Furthermore, the hydrogel is used as dual-cytokine carrier for bone repair in our previous studies, which VEGF-165 and BMP-2 could be effectively loaded and sustainably released for a long period of 3 weeks.[38] It is expected that by using proper microspheres prepared by biocompatible materials such as PLGA, which could be infiltrated into the 3D porous structure of artificial bone scaffold, a multilayer delivery system could be constructed.[39] Multiple cytokines including VEGF-165, PDGF-BB, and BMP-2 could be embedded into artificial bone successfully and stably.[40] Through negative pressure loading process and the following state transfer of the thermosensitive hydrogel under body temperature, the cytokine-loaded microspheres could be effectively combined within the 3D structure.

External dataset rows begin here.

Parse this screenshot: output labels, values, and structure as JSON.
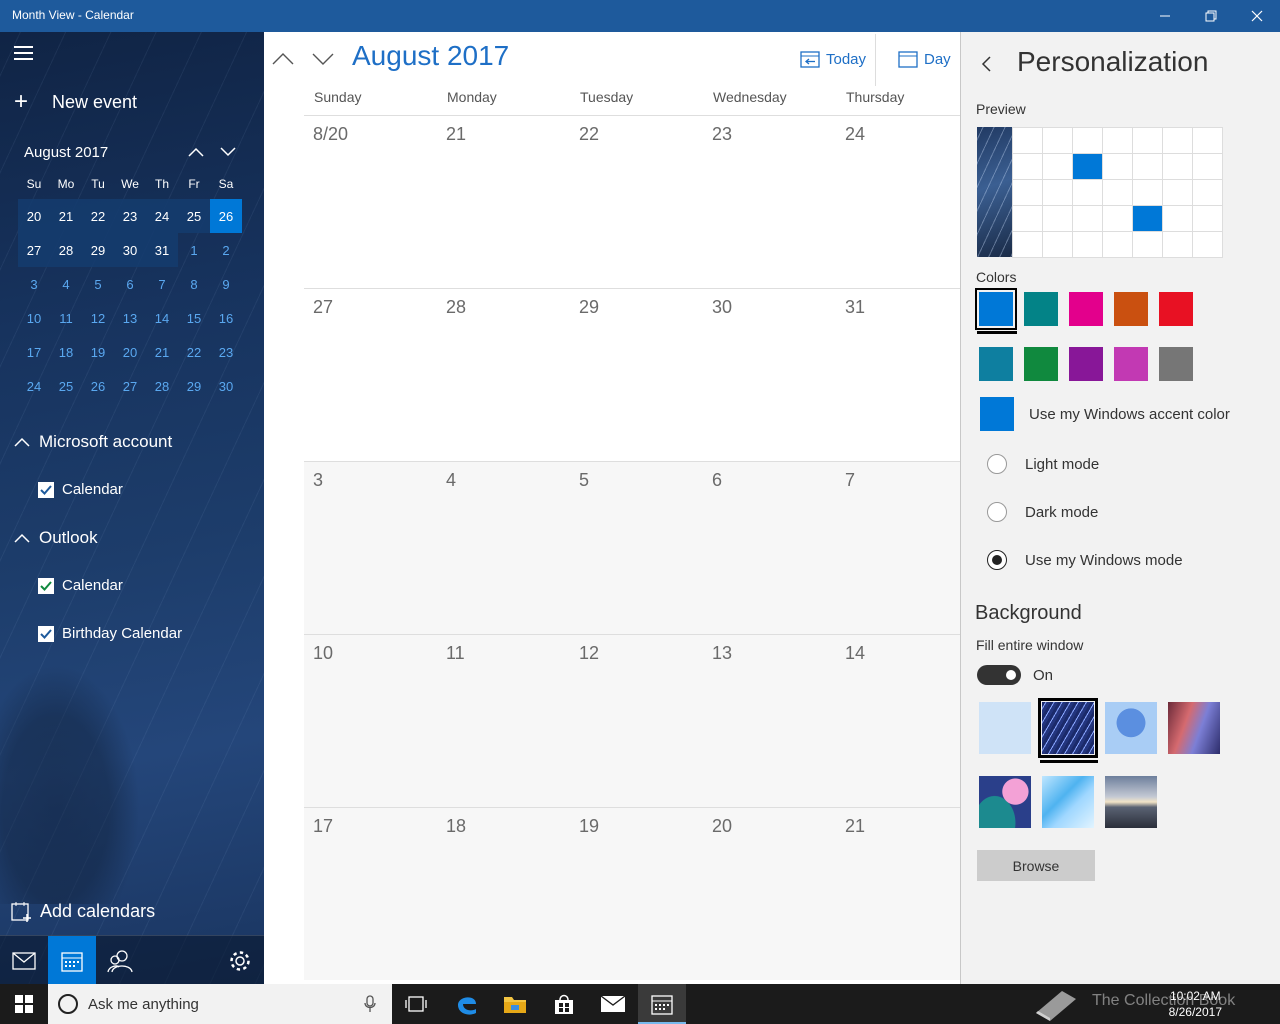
{
  "window": {
    "title": "Month View - Calendar",
    "controls": [
      "minimize",
      "restore",
      "close"
    ]
  },
  "sidebar": {
    "new_event_label": "New event",
    "mini_calendar": {
      "title": "August 2017",
      "weekday_headers": [
        "Su",
        "Mo",
        "Tu",
        "We",
        "Th",
        "Fr",
        "Sa"
      ],
      "rows": [
        [
          "20",
          "21",
          "22",
          "23",
          "24",
          "25",
          "26"
        ],
        [
          "27",
          "28",
          "29",
          "30",
          "31",
          "1",
          "2"
        ],
        [
          "3",
          "4",
          "5",
          "6",
          "7",
          "8",
          "9"
        ],
        [
          "10",
          "11",
          "12",
          "13",
          "14",
          "15",
          "16"
        ],
        [
          "17",
          "18",
          "19",
          "20",
          "21",
          "22",
          "23"
        ],
        [
          "24",
          "25",
          "26",
          "27",
          "28",
          "29",
          "30"
        ]
      ],
      "today": "26"
    },
    "accounts": [
      {
        "label": "Microsoft account",
        "calendars": [
          {
            "label": "Calendar",
            "checked": true
          }
        ]
      },
      {
        "label": "Outlook",
        "calendars": [
          {
            "label": "Calendar",
            "checked": true
          },
          {
            "label": "Birthday Calendar",
            "checked": true
          }
        ]
      }
    ],
    "add_calendars_label": "Add calendars",
    "bottom_icons": [
      "mail-icon",
      "calendar-icon",
      "people-icon",
      "settings-gear-icon"
    ]
  },
  "main": {
    "month_title": "August 2017",
    "today_label": "Today",
    "day_label": "Day",
    "weekdays": [
      "Sunday",
      "Monday",
      "Tuesday",
      "Wednesday",
      "Thursday"
    ],
    "weeks": [
      [
        "8/20",
        "21",
        "22",
        "23",
        "24"
      ],
      [
        "27",
        "28",
        "29",
        "30",
        "31"
      ],
      [
        "3",
        "4",
        "5",
        "6",
        "7"
      ],
      [
        "10",
        "11",
        "12",
        "13",
        "14"
      ],
      [
        "17",
        "18",
        "19",
        "20",
        "21"
      ]
    ]
  },
  "personalization": {
    "title": "Personalization",
    "preview_label": "Preview",
    "colors_label": "Colors",
    "colors": [
      "#0078d7",
      "#038387",
      "#e3008c",
      "#ca5010",
      "#e81123",
      "#0e7fa0",
      "#10893e",
      "#881798",
      "#c239b3",
      "#767676"
    ],
    "selected_color": "#0078d7",
    "accent_label": "Use my Windows accent color",
    "modes": [
      {
        "label": "Light mode",
        "selected": false
      },
      {
        "label": "Dark mode",
        "selected": false
      },
      {
        "label": "Use my Windows mode",
        "selected": true
      }
    ],
    "background_title": "Background",
    "fill_label": "Fill entire window",
    "toggle_state": "On",
    "backgrounds": [
      "plain-light-blue",
      "star-trails",
      "blue-tree",
      "canyon",
      "colorful-hills",
      "blue-polygons",
      "sunset-lake"
    ],
    "selected_background": "star-trails",
    "browse_label": "Browse"
  },
  "taskbar": {
    "search_placeholder": "Ask me anything",
    "apps": [
      "task-view-icon",
      "edge-icon",
      "file-explorer-icon",
      "store-icon",
      "mail-icon",
      "calendar-icon"
    ],
    "time": "10:02 AM",
    "date": "8/26/2017",
    "watermark": "The Collection Book"
  }
}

Dong-Woo Jang et al (2012) Microwave sintering and in vitro study of defect-free stable porous multilayered HAp-ZrO2 artificial bone scaffold Sci.
Kuraray thus aimed to develop the third type, a artificial bone graft that could replace autologous bone grafts.
Recently there has been a gradual adoption of implants of artificial bone made from ceramic materials such as hydroxyapatite.
Artificial bone scaffolds have been made from a wide variety of materials, such as polymers and peptide fibers.
It means he now has an artificial bone in his neck held in by a metal plate and two screws with the wound sealed by 22 staples.
Biotechnology end-users use the instruments to measure artificial bone, ligament materials, and other biomaterials.
If there was no rupture, artificial bone was implanted using a push rod and the entrance was smeared with bone wax.
Moreover, the structure of the artificial bone is completely compatible with the morphology of human bone.
A bone biopsy needle was then used to fill in the large defect with artificial bone (Figure 5).
The incomplete fracture was stabilized with a proximal femoral nail (synthes) [[Figure 2]d, left and middle], the fracture site was impacted with an artificial bone graft (ALLOMATRIX[sup]?